Entertainment behind the scenes
Tom Hanks gives good guys a voice, but can he be bad?
Tom Hanks will become the third American-born male actor in the past decade to be honored at the Film Society of Lincoln Center’s annual Gala Tribute in New York next April. The two-time Academy Award winner is praised by the event’s director Kent Jones for for being able “to make the struggle and drama of being a good man compelling.”
Hanks will follow in the footsteps of Al Pacino in 2000 and Dustin Hoffman in 2005 when he receives the tribute. The Gala Tribute dates back to 1972 when Charles Chaplin was brought back to the United States, and celebrates actors and filmmakers who have ”defined the method by which movies are made and seen, and advanced the understanding of cinema as an art form.”

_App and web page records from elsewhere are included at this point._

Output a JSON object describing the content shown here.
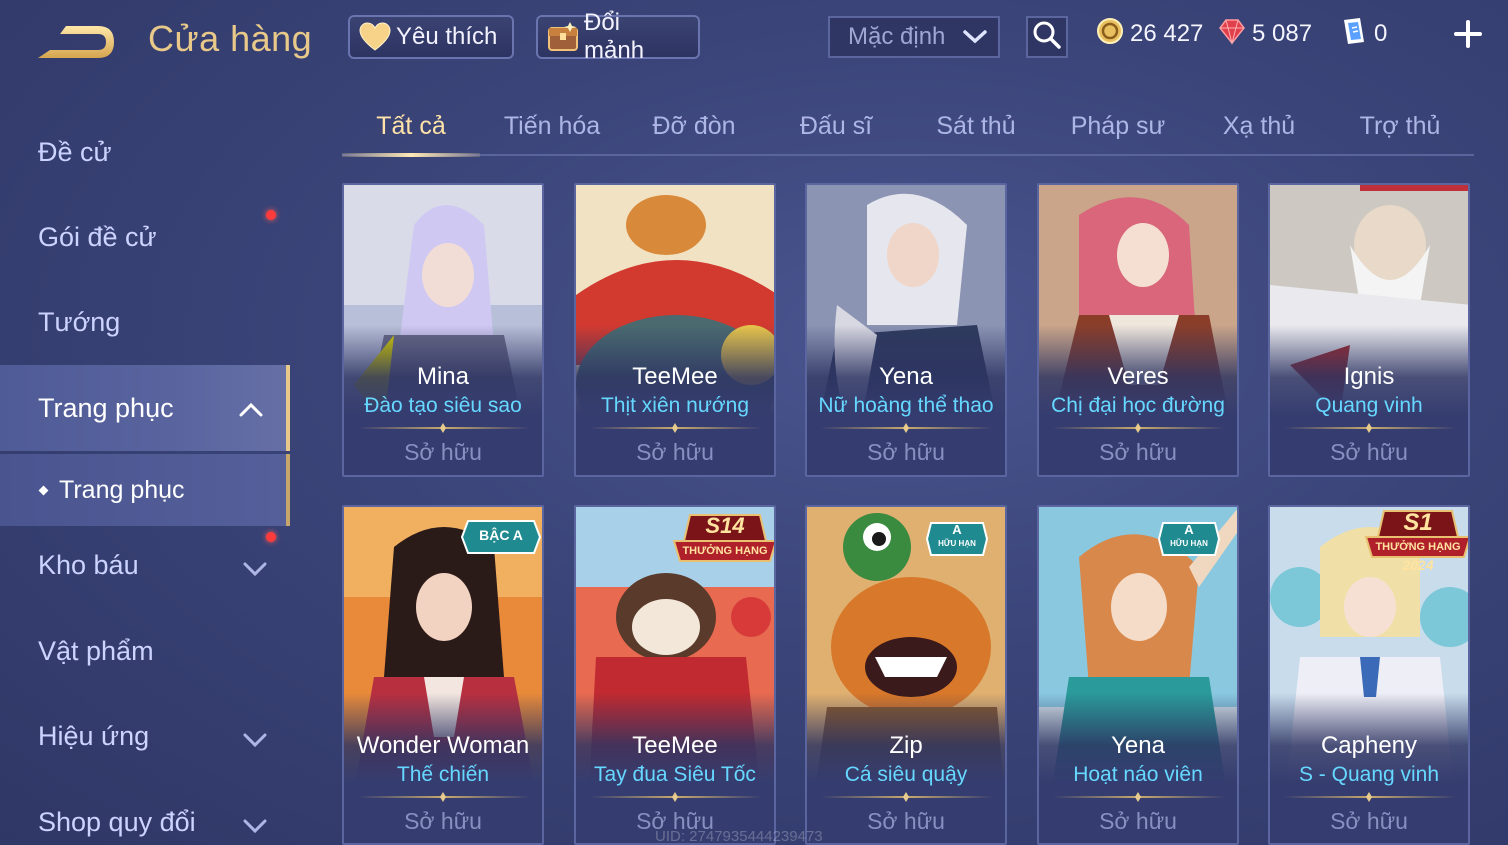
{
  "header": {
    "title": "Cửa hàng",
    "favorites_label": "Yêu thích",
    "shard_exchange_label": "Đổi mảnh",
    "sort": {
      "selected": "Mặc định"
    },
    "currencies": [
      {
        "name": "gold-coin",
        "value": "26 427",
        "color": "#e8c060"
      },
      {
        "name": "ruby-gem",
        "value": "5 087",
        "color": "#e0404a"
      },
      {
        "name": "voucher",
        "value": "0",
        "color": "#78b8ff"
      }
    ]
  },
  "sidebar": {
    "items": [
      {
        "label": "Đề cử"
      },
      {
        "label": "Gói đề cử",
        "has_notification": true
      },
      {
        "label": "Tướng"
      },
      {
        "label": "Trang phục",
        "expanded": true
      },
      {
        "label": "Kho báu",
        "has_notification": true
      },
      {
        "label": "Vật phẩm"
      },
      {
        "label": "Hiệu ứng"
      },
      {
        "label": "Shop quy đổi"
      }
    ],
    "sub_item": {
      "label": "Trang phục"
    }
  },
  "tabs": [
    "Tất cả",
    "Tiến hóa",
    "Đỡ đòn",
    "Đấu sĩ",
    "Sát thủ",
    "Pháp sư",
    "Xạ thủ",
    "Trợ thủ"
  ],
  "active_tab": "Tất cả",
  "skins": [
    {
      "hero": "Mina",
      "skin": "Đào tạo siêu sao",
      "status": "Sở hữu",
      "badge": ""
    },
    {
      "hero": "TeeMee",
      "skin": "Thịt xiên nướng",
      "status": "Sở hữu",
      "badge": ""
    },
    {
      "hero": "Yena",
      "skin": "Nữ hoàng thể thao",
      "status": "Sở hữu",
      "badge": ""
    },
    {
      "hero": "Veres",
      "skin": "Chị đại học đường",
      "status": "Sở hữu",
      "badge": ""
    },
    {
      "hero": "Ignis",
      "skin": "Quang vinh",
      "status": "Sở hữu",
      "badge": ""
    },
    {
      "hero": "Wonder Woman",
      "skin": "Thế chiến",
      "status": "Sở hữu",
      "badge": "BẬC A"
    },
    {
      "hero": "TeeMee",
      "skin": "Tay đua Siêu Tốc",
      "status": "Sở hữu",
      "badge": "S14",
      "badge_sub": "THƯỞNG HẠNG"
    },
    {
      "hero": "Zip",
      "skin": "Cá siêu quậy",
      "status": "Sở hữu",
      "badge": "A",
      "badge_sub": "HỮU HẠN"
    },
    {
      "hero": "Yena",
      "skin": "Hoạt náo viên",
      "status": "Sở hữu",
      "badge": "A",
      "badge_sub": "HỮU HẠN"
    },
    {
      "hero": "Capheny",
      "skin": "S - Quang vinh",
      "status": "Sở hữu",
      "badge": "S1",
      "badge_sub": "THƯỞNG HẠNG",
      "badge_year": "2024"
    }
  ],
  "uid_text": "UID: 2747935444239473"
}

Hanks, 52, won Oscars for playing the AIDS-stricken lawyer Andrew Beckett in “Philadelphia” in 1994 and the hero of “Forrest Gump” in 1995. Recent roles include the voice of cowboy Woody in “Toy Story,” survivor Chuck Nolan in “Cast Away,” and the opportunistic senator in “Charlie Wilson’s War.”
Hanks is praised for making the good guy roles compelling — but can he play a baddie as well?